## Problem description
For every line of the material below, check for the string "beds" and return the line if it is there.

*** Data shown Section Begins ***

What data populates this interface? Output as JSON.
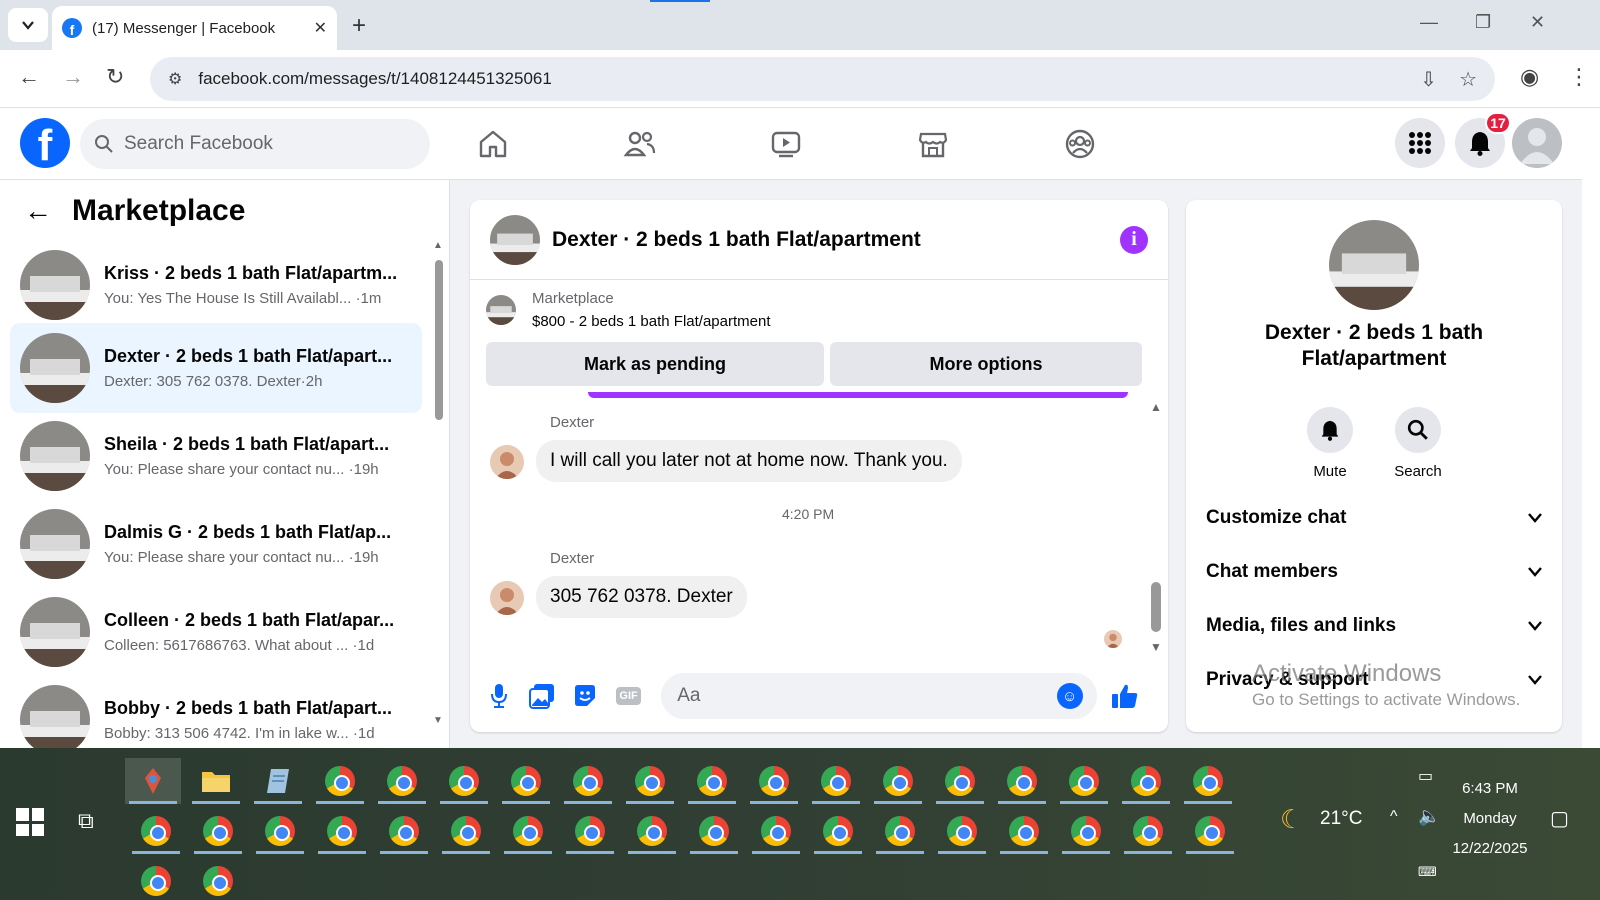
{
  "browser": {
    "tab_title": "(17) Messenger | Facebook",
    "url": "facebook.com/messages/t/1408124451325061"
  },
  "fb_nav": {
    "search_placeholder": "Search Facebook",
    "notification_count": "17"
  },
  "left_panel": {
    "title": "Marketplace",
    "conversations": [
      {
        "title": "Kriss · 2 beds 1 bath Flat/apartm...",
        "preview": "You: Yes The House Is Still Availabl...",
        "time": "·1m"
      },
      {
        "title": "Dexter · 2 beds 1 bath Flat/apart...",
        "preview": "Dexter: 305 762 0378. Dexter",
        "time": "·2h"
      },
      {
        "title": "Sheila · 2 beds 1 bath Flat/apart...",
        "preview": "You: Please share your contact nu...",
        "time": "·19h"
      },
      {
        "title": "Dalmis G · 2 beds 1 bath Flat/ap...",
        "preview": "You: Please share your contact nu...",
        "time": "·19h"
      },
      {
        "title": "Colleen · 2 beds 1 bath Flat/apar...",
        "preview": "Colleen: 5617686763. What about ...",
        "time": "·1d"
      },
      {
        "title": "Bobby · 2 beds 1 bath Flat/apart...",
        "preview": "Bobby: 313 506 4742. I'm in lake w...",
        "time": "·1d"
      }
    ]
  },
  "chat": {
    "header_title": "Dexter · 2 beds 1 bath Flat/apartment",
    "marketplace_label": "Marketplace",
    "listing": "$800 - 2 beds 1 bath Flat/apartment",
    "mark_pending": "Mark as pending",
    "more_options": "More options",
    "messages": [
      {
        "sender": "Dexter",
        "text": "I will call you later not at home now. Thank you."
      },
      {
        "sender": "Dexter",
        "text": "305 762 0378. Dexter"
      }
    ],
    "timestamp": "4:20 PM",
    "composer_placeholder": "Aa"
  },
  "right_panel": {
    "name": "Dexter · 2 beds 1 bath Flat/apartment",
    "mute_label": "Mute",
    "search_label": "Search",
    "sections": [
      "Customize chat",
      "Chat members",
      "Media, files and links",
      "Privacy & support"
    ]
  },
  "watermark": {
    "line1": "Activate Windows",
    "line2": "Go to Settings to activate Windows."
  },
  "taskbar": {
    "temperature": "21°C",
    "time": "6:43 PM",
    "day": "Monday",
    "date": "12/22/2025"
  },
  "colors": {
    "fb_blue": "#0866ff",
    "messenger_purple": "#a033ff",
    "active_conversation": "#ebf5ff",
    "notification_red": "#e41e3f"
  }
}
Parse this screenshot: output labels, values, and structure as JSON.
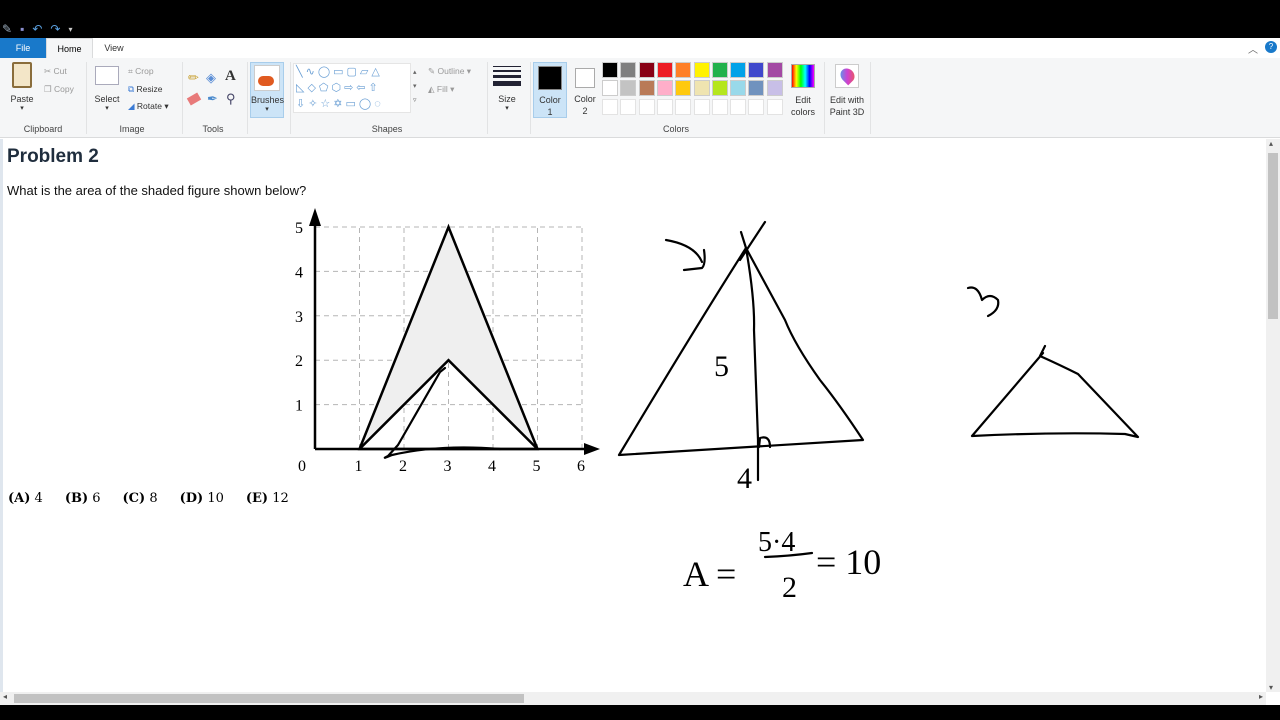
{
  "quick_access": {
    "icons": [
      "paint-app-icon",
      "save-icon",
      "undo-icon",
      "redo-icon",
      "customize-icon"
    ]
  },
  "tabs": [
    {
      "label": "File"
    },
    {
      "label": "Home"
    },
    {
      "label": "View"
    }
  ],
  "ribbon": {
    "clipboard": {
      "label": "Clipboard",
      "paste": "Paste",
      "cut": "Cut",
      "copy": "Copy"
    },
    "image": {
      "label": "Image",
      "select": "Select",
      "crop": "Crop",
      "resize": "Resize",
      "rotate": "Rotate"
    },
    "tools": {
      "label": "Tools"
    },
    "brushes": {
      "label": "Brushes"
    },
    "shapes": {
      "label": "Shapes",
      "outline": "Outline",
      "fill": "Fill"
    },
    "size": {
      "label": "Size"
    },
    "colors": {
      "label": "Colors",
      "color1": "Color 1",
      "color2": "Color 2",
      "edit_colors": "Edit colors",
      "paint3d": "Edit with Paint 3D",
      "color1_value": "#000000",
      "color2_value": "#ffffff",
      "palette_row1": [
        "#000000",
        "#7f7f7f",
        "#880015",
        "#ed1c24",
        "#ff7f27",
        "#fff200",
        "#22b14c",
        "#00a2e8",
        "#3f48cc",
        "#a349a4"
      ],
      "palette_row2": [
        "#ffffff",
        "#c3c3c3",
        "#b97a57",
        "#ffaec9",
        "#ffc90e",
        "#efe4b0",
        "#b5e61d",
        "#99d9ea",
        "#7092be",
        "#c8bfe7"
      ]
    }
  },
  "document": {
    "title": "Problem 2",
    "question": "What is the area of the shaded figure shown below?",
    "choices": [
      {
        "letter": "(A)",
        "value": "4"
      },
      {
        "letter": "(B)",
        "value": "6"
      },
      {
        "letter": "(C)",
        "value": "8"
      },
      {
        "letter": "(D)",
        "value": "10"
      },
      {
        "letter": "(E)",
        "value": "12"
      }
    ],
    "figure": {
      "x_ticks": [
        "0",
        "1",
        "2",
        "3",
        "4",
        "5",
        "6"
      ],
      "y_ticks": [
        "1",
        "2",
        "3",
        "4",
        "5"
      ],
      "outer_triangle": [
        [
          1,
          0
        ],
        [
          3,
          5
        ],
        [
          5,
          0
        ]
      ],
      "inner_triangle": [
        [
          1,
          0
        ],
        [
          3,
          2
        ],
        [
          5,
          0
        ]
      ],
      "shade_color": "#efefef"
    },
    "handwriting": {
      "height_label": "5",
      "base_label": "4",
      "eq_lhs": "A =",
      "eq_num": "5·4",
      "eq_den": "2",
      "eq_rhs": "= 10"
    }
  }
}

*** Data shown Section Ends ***
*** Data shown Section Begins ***

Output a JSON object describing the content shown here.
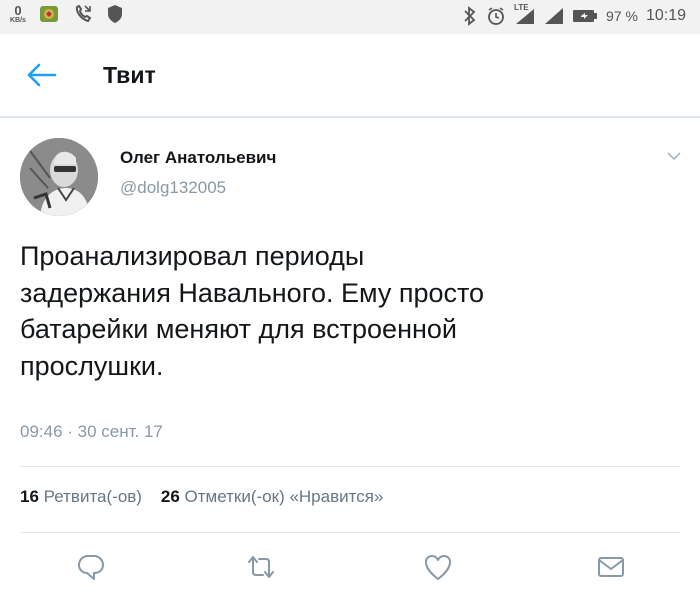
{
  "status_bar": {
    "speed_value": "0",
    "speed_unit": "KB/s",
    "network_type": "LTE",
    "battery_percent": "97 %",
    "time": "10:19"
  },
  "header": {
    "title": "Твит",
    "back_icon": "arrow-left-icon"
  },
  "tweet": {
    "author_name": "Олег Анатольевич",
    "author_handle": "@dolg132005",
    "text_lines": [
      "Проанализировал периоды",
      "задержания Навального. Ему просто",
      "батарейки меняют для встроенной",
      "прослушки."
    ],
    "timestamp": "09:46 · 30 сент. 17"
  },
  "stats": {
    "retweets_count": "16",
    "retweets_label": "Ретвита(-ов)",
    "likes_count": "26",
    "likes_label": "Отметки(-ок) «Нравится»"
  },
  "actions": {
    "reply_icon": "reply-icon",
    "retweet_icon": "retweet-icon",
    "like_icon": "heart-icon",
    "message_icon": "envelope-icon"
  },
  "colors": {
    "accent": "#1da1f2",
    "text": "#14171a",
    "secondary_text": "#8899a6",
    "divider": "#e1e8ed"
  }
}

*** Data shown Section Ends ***

## The completed task
        "title": "Kriss · 2 beds 1 bath Flat/apartm...",
        "title": "Dexter · 2 beds 1 bath Flat/apart...",
        "title": "Sheila · 2 beds 1 bath Flat/apart...",
        "title": "Dalmis G · 2 beds 1 bath Flat/ap...",
        "title": "Colleen · 2 beds 1 bath Flat/apar...",
        "title": "Bobby · 2 beds 1 bath Flat/apart...",
    "header_title": "Dexter · 2 beds 1 bath Flat/apartment",
    "listing": "$800 - 2 beds 1 bath Flat/apartment",
    "name": "Dexter · 2 beds 1 bath Flat/apartment",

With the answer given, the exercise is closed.